Independent candidate for Gippsland East George Neophytou has pledged to support completion of duplication of the Princes Highway between Traralgon and Sale and to upgrading of the Sale alternative ...

Scott Morrison interview with Alan Jones

Belt and Road Initiative; Law and order in Victoria; Queensland infrastructure; Power prices; Paris Agreement; Immigration; Negative gearing.   ALAN JONES: Prime Minister, good morning.   PRIME ...

Business News

Coco Hou: Do your research before you throw in your job to start a business

Holiday season is the peak time for people handing in their resignations.   More people quit in December than they do any other time of year.    Accounting and training expert and CEO of Platinum ...

How to Prepare your Business for Better Sales in 2019

The new year is coming, and this can be an exciting time for businesses It’s a chance to turn over a new leaf and set fresh goals for their organisations. If you own a business or are operating at a...

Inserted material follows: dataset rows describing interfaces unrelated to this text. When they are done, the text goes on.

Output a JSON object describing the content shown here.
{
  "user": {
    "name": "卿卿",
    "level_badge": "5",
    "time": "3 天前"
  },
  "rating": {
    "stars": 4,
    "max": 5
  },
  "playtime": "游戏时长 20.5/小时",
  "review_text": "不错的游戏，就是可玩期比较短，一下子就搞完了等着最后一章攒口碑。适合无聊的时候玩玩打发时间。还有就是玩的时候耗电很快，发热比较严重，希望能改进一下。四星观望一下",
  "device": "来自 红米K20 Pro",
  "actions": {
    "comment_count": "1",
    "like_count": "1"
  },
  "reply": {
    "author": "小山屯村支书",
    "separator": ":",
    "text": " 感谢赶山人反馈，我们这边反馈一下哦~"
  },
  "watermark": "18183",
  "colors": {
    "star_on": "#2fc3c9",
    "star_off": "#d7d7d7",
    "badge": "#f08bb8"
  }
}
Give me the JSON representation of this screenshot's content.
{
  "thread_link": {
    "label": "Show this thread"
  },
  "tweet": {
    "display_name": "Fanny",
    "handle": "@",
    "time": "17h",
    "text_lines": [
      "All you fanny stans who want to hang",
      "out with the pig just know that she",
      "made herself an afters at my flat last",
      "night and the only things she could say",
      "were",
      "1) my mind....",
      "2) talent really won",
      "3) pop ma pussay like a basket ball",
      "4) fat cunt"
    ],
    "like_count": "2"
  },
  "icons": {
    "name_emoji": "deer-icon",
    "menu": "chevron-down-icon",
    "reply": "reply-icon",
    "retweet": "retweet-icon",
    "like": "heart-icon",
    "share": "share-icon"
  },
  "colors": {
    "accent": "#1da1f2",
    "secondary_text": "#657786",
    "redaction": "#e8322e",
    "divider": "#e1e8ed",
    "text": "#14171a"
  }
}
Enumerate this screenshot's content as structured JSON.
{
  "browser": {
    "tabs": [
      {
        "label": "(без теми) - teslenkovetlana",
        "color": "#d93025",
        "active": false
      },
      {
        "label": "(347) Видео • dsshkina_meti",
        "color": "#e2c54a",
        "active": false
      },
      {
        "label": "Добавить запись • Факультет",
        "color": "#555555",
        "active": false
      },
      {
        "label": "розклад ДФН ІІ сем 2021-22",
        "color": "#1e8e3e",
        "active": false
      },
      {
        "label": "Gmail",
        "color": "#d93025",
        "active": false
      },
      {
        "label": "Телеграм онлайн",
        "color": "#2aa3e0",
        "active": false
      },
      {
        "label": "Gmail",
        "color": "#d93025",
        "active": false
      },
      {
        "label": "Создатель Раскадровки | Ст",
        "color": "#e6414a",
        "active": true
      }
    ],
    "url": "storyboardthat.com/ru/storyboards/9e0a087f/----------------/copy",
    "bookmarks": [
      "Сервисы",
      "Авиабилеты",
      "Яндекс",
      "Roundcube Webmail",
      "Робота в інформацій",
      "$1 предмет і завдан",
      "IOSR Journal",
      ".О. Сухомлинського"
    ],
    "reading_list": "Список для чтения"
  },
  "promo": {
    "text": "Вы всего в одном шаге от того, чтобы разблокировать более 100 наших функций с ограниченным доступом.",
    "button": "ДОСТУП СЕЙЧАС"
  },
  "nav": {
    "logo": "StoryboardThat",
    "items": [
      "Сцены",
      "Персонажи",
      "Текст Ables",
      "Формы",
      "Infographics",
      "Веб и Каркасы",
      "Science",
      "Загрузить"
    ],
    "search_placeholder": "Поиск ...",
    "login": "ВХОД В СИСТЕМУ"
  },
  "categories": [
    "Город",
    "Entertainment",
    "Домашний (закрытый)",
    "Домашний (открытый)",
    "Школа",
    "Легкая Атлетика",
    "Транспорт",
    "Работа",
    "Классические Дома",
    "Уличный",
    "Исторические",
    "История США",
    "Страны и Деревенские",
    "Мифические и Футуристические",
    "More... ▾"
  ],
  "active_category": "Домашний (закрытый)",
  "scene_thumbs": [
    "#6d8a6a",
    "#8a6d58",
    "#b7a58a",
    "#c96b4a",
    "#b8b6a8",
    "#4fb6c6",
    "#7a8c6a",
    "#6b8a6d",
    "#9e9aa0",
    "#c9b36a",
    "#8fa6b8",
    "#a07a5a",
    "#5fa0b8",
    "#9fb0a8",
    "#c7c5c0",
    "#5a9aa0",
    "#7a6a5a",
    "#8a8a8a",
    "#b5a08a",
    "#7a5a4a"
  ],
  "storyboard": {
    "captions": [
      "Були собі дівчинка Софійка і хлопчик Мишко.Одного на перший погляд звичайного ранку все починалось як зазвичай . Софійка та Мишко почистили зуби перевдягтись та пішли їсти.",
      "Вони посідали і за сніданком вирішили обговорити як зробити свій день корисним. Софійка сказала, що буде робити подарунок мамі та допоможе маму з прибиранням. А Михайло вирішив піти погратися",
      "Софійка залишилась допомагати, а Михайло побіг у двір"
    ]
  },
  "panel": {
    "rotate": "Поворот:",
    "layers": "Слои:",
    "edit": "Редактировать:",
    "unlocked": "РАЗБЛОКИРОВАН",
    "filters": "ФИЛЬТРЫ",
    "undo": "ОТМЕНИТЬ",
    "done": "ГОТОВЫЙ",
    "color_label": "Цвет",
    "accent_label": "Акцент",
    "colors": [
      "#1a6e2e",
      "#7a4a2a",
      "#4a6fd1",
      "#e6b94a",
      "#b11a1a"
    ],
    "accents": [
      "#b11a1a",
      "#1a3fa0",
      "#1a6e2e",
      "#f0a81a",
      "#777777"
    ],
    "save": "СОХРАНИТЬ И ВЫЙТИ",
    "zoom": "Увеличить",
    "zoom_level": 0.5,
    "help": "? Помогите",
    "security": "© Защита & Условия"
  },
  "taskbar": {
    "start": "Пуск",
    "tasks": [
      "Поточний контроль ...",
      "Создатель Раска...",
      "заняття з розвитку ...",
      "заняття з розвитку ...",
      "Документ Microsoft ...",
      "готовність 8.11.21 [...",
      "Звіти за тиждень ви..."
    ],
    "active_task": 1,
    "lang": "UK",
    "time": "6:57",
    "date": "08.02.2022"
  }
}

Know These Financing Hacks Before Joining The Trade Business

You must learn the trade world and find financing options that will make your company healthier. There are several companies that fail because they have never come up with financing that makes sense f...

Travel

5 Tips to Prepare Your Car For a Long Trip

There is never a guarantee that your car won’t have problems on any journey you take. But there are checks and basic maintenance you can do to eliminate some of the risks. When you are taking your c...

7 Off Roading Tips For The First Time Travellers

Travelling is one of the best hobbies that you may have as it gives you the opportunity to learn new things about countries or places that you visit such us the history, tradition, habits and even l...

Top NZ Campervan Spots For First Time Visitors

New Zealand’s stunning landscapes, moderate temperatures, and long, sunny days make the country ideal for a road trip. When you’re touring the country for the first time in your campervan hire New Z...